Dataset rows describing interfaces:
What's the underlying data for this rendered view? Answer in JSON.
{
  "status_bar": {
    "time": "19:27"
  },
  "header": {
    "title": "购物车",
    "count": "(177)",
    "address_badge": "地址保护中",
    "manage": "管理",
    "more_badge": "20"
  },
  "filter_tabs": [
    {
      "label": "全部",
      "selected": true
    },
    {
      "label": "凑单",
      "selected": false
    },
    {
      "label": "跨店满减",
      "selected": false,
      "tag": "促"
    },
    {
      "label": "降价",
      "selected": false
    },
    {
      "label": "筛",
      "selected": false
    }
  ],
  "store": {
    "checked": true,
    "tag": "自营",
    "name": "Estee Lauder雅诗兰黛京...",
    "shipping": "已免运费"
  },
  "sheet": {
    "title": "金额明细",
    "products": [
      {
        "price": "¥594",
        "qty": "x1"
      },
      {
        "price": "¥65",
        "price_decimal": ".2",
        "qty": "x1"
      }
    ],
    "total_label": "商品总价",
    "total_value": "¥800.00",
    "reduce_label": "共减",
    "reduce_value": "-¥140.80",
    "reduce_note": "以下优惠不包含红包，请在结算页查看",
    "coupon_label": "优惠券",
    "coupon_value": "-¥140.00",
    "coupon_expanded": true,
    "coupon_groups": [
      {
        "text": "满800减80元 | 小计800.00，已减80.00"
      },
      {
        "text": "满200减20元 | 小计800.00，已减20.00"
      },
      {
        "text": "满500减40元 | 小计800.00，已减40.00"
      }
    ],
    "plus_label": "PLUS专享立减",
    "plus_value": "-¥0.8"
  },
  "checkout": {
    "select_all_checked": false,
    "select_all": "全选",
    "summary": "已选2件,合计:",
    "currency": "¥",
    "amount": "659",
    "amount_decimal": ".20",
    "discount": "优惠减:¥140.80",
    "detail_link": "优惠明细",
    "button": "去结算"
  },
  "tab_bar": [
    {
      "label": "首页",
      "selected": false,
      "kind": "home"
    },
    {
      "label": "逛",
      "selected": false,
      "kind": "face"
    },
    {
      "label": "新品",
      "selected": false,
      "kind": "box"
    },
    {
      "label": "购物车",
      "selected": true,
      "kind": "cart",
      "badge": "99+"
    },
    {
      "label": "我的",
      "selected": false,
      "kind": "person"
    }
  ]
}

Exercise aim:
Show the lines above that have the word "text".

Finished exercise:
        "text": "满800减80元 | 小计800.00，已减80.00"
        "text": "满200减20元 | 小计800.00，已减20.00"
        "text": "满500减40元 | 小计800.00，已减40.00"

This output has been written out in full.